How will the offences relating to the use of land for hunting be affected by the border situation? Some properties span the border. If the Bill becomes law, a landowner who gives permission for hunting on his property in England will be committing a criminal offence.
Mr. Dominic Grieve (Beaconsfield): The matter goes further than that. Along the Tweed, in so far as hounds might go into the river, the border is not fixed. The stream of the Tweed fluctuates, so one might find oneself on an island in that river. One might also discover that the boundary has shifted from one side of that island to the other. I encountered that fact as a barrister while litigating in respect of fishing rights on the Tweed. Although the boundary was fixed by a joint commission in the 1840s, changes in the course of the Tweed meant that an island that had previously been assumed to lie wholly in Scotland was found to lie partly in Scotland and partly in England.

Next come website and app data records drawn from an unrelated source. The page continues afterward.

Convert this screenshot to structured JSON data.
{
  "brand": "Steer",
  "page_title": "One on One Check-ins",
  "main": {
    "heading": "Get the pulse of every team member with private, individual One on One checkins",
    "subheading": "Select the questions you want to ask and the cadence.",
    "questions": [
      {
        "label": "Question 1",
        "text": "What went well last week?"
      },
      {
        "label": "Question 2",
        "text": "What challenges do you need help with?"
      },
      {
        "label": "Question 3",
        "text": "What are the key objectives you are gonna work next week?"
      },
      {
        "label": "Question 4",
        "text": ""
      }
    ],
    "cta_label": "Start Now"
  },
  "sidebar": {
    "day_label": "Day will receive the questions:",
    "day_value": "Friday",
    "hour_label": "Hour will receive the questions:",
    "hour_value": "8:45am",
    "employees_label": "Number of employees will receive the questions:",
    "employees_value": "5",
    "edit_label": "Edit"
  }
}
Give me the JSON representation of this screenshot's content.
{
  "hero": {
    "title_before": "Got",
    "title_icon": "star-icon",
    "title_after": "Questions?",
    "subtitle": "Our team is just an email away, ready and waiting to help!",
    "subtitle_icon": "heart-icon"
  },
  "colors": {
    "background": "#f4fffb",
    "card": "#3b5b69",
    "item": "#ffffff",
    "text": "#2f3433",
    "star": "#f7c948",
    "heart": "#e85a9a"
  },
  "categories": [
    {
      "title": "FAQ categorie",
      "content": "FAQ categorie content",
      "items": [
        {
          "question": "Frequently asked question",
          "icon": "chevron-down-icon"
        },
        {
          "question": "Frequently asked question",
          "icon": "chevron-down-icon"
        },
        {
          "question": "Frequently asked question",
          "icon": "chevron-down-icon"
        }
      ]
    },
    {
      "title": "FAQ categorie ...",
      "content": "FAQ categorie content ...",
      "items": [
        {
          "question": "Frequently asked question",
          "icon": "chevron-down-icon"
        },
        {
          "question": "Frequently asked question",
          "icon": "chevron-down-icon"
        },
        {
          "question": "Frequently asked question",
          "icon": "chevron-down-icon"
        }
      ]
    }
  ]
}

Mr. Lidington: I am very grateful to my hon. Friend because his intervention shows that we are not discussing some abstract possibility. He refers to a legal case that arose from a dispute over where the border lay in respect of islands in the River Tweed. Given the experience that he relates, and given the fact that Members on both sides of the argument in the Standing Committee accepted that, should the Bill become law, there would be a risk of malicious information being laid against people in an attempt to convict them of criminal offences, we are right to devote time to debating the matter, not least because we had fewer than 15 minutes in Committee to discuss the question of the Anglo-Scottish border before the guillotine fell, cutting off further debate.

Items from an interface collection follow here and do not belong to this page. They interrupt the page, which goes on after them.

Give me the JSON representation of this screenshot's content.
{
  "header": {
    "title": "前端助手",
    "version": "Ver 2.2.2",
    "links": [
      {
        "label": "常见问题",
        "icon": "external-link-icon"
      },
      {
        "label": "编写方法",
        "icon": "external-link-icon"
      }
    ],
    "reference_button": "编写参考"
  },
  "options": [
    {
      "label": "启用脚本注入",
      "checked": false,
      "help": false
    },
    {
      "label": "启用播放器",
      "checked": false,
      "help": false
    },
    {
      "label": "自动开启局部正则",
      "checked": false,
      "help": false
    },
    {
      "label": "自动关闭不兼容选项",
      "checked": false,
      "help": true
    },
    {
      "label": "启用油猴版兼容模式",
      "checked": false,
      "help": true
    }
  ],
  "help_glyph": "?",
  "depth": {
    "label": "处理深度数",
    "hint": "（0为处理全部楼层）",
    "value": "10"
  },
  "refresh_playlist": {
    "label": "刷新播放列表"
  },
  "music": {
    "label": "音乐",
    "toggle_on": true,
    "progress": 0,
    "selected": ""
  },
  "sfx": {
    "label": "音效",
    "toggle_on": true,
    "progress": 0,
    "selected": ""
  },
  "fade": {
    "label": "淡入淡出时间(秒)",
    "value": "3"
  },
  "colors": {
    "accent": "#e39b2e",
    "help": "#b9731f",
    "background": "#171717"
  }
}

On the question of the border between England and Scotland, a landowner in Northumberland who gave permission to hunt across his property would be subject to the criminal offence in paragraph 2, but let us consider the position of a landowner with land spanning the border who acceded to the request of a hunt lawful in Scotland to hunt foxes with hounds across his land, only to discover that, during the lawful hunt on his Scottish property, those taking part or the hounds had strayed, either deliberately or by accident, on to his English property.
Would that landowner have committed an offence in such circumstances? What evidence would he have to present to the prosecuting authorities in England to show that he had made it clear to those taking part in the hunt that they were allowed to cross only his land in Scotland, not that south of the border? Would any duty fall on him to mark out the border across his property so that he could be assured that he was fulfilling his duty under the law and could therefore show that he had not committed a criminal offence?
Mr. Tony Banks (West Ham): The hon. Gentleman makes an interesting point that is worth listening to, but what would happen if a stag hunted from England crossed the border into Scotland, where it is unlawful to hunt deer? That is a real situation that could arise now.
Mr. Lidington: I think the hon. Gentleman is grabbing at a red herring. I understand that there is no organised stag hunting in Northumberland or Cumberland, which means that the question he raises would not arise. In any event, it is a question for Ministers to answer on behalf of the Government, because it flows from devolution. In the new constitutional circumstances, the House must be careful about addressing issues that will be affected by the existence of what are clearly different jurisdictions.
Mr. Russell Brown: The hon. Gentleman bases his argument on foxhunting, but, as my hon. Friend the Member for West Ham (Mr. Banks) implies, the Bill is about hunting wild mammals, and deer fall into that category. As the hunting of deer with hounds in Scotland has been banned since 1959, it is widely assumed that the law in Scotland may be different from that in England.